A look at the municipal budget process

Municipalities all across B.C. are working on finalizing their 2017 budgets. We take a look at the process.

  • Apr. 7, 2017 8:00 p.m.
A look at the municipal budget process

By Betsy Kline

Municipalities all across the province, including Rossland, are busy working on finalizing their 2017 budgets. All of the plans, meetings, debates and calculations leading up to a finalized budget can be a bit overwhelming.

So just how does the municipal budget process work anyway?

First of all, it is important to understand that cities pass five-year financial plans, meaning that they have essentially approved a budget for the next five years. This is what allows local governments to keep functioning during the early months of the year before the next budget is passed. Expenses for everything from paying utility bills and employee’s wages to purifying our water must still be paid prior to the passing of a new budget. By the time the budget is finally passed, more than one-third of the fiscal year has typically already transpired.
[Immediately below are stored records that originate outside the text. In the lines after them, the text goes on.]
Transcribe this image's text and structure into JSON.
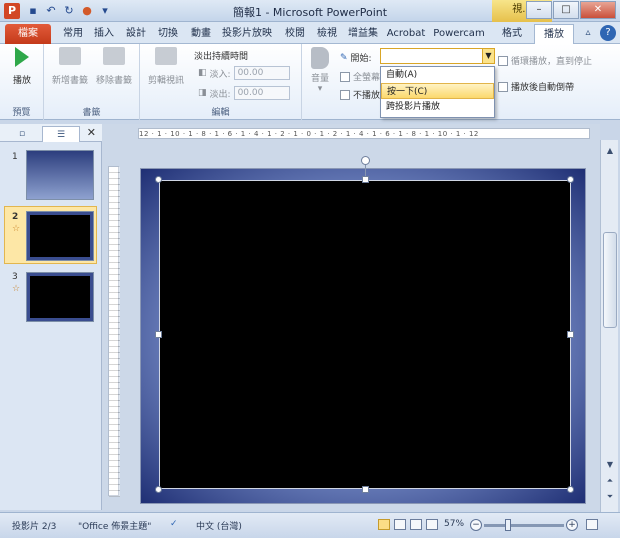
{
  "app": {
    "title": "簡報1 - Microsoft PowerPoint",
    "context_tab_group": "視...",
    "quick_access": [
      "save-icon",
      "undo-icon",
      "redo-icon",
      "record-icon",
      "customize-icon"
    ]
  },
  "tabs": [
    "檔案",
    "常用",
    "插入",
    "設計",
    "切換",
    "動畫",
    "投影片放映",
    "校閱",
    "檢視",
    "增益集",
    "Acrobat",
    "Powercam",
    "格式",
    "播放"
  ],
  "active_tab": "播放",
  "ribbon": {
    "preview": {
      "label": "預覽",
      "play": "播放"
    },
    "bookmarks": {
      "label": "書籤",
      "add": "新增書籤",
      "remove": "移除書籤"
    },
    "editing": {
      "label": "編輯",
      "trim": "剪輯視訊",
      "fade_duration": "淡出持續時間",
      "fade_in_label": "淡入:",
      "fade_in_value": "00.00",
      "fade_out_label": "淡出:",
      "fade_out_value": "00.00"
    },
    "video_options": {
      "volume": "音量",
      "start_label": "開始:",
      "start_value": "",
      "fullscreen": "全螢幕",
      "hide": "不播放時隱藏",
      "loop": "循環播放，直到停止",
      "rewind": "播放後自動倒帶"
    }
  },
  "start_menu": {
    "items": [
      "自動(A)",
      "按一下(C)",
      "跨投影片播放"
    ],
    "selected_index": 1
  },
  "slides_pane": {
    "slides": [
      {
        "number": "1",
        "star": ""
      },
      {
        "number": "2",
        "star": "☆"
      },
      {
        "number": "3",
        "star": "☆"
      }
    ],
    "selected": 2
  },
  "ruler": {
    "horizontal": "12 · 1 · 10 · 1 · 8 · 1 · 6 · 1 · 4 · 1 · 2 · 1 · 0 · 1 · 2 · 1 · 4 · 1 · 6 · 1 · 8 · 1 · 10 · 1 · 12"
  },
  "status": {
    "slide_info": "投影片 2/3",
    "theme": "\"Office 佈景主題\"",
    "language": "中文 (台灣)",
    "zoom": "57%"
  }
}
It is also one of the reasons that new expenses can be approved for the current year prior to the approval of that year’s final budget. Items planned for in the previous year’s budget, but not yet completed, will often come forward before council for approval during those interim months. Councils may also approve other expenditures for things that must be decided on before the budget is passed.
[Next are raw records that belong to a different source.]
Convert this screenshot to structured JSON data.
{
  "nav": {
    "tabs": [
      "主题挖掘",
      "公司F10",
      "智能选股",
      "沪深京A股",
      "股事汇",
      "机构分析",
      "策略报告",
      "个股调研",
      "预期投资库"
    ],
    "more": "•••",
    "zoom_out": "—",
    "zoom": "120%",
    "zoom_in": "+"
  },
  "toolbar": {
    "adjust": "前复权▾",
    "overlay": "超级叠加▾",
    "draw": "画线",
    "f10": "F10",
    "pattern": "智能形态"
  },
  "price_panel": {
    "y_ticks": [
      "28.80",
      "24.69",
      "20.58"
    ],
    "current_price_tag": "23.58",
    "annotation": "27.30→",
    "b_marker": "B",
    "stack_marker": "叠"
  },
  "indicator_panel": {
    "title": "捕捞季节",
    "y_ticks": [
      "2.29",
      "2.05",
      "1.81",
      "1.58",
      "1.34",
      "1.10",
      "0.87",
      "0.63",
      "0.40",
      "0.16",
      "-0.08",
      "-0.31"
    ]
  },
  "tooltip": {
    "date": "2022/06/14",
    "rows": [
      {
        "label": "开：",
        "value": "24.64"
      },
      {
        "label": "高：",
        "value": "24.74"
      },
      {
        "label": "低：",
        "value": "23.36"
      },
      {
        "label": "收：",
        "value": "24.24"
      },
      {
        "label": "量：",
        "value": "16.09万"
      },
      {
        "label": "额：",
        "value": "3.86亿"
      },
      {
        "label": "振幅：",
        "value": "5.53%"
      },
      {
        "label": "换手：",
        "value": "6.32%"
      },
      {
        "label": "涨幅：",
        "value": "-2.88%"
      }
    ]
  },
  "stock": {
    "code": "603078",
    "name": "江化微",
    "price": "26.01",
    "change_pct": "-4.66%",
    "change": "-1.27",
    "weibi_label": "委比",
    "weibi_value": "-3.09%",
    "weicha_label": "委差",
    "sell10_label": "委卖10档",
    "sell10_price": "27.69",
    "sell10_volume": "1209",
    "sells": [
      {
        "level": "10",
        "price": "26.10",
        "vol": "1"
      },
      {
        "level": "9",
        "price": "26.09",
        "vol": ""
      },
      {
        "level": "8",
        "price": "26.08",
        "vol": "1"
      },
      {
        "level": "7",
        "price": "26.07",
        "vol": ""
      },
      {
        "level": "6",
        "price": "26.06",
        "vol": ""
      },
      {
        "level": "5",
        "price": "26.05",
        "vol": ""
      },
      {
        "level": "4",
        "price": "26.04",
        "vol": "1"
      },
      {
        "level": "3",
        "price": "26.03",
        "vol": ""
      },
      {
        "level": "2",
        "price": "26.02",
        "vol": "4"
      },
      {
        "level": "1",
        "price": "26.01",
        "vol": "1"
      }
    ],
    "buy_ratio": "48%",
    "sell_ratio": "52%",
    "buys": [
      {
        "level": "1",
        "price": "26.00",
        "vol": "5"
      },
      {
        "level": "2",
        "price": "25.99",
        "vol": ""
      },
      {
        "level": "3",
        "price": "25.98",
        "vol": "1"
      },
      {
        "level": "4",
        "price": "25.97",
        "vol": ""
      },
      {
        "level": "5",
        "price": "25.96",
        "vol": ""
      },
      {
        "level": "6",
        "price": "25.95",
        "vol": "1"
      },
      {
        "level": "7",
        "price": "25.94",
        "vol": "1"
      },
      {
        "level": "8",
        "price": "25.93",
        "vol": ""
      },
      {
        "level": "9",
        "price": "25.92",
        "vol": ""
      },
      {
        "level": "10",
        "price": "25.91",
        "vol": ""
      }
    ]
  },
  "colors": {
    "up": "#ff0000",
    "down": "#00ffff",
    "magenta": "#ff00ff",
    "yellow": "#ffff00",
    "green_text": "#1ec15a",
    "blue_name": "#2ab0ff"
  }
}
Included in the budget is a five-year capital plan that sets out plans for capital projects. Capital projects often span more than one fiscal year.
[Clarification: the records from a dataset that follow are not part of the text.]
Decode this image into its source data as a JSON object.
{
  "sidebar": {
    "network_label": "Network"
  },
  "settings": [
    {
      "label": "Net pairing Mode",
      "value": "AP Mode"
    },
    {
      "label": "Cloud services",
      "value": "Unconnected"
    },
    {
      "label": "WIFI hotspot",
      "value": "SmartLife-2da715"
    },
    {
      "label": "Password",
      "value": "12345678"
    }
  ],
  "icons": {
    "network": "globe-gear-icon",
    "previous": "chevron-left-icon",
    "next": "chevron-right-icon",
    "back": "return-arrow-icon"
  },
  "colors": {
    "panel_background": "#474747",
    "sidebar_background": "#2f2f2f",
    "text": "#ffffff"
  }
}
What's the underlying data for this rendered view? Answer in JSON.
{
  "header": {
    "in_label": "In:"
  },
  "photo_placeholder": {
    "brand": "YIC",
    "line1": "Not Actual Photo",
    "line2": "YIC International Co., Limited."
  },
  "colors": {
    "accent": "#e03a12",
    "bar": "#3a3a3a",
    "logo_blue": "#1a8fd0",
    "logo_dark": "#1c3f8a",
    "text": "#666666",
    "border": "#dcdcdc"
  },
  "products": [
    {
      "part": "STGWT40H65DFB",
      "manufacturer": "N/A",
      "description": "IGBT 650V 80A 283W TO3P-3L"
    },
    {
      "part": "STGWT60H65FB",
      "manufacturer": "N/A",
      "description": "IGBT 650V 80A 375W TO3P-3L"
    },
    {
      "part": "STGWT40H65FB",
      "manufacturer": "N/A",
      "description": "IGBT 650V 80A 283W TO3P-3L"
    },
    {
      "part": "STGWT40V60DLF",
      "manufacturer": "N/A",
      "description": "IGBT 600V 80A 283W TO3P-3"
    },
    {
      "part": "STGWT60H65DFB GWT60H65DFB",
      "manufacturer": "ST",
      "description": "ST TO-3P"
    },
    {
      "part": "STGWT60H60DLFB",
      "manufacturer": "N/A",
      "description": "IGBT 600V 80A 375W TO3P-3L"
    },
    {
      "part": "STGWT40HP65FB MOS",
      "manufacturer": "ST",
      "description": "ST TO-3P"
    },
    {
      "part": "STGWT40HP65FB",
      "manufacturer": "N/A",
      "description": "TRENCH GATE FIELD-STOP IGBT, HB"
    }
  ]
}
Section 165 of the Community Charter states that municipalities “must have a financial plan that is adopted annually, by bylaw, before the annual property tax bylaw is adopted.” The property tax bylaw must be passed by May 15. But it also states that “the financial plan may be amended by bylaw at any time,” giving cities the opportunity to take advantage of opportunities that may present themselves during the year or to make adjustments due to unforeseen circumstances.

Staff prepares reports, strategic planning sessions are held, the finance committee meets, and eventually a budget is hashed out. A draft budget is then usually presented at a city council meeting, and eventually undergoes public consultation.

Section 166 of the Community Charter states: “A council must undertake a process of public consultation regarding the proposed financial plan before it is adopted.” Procedural rules are such that the first two readings of the budget bylaw must be passed before public consultations can take place.

It then returns to council again for a third reading and if it passes, it will then come before council again at the next meeting for adoption.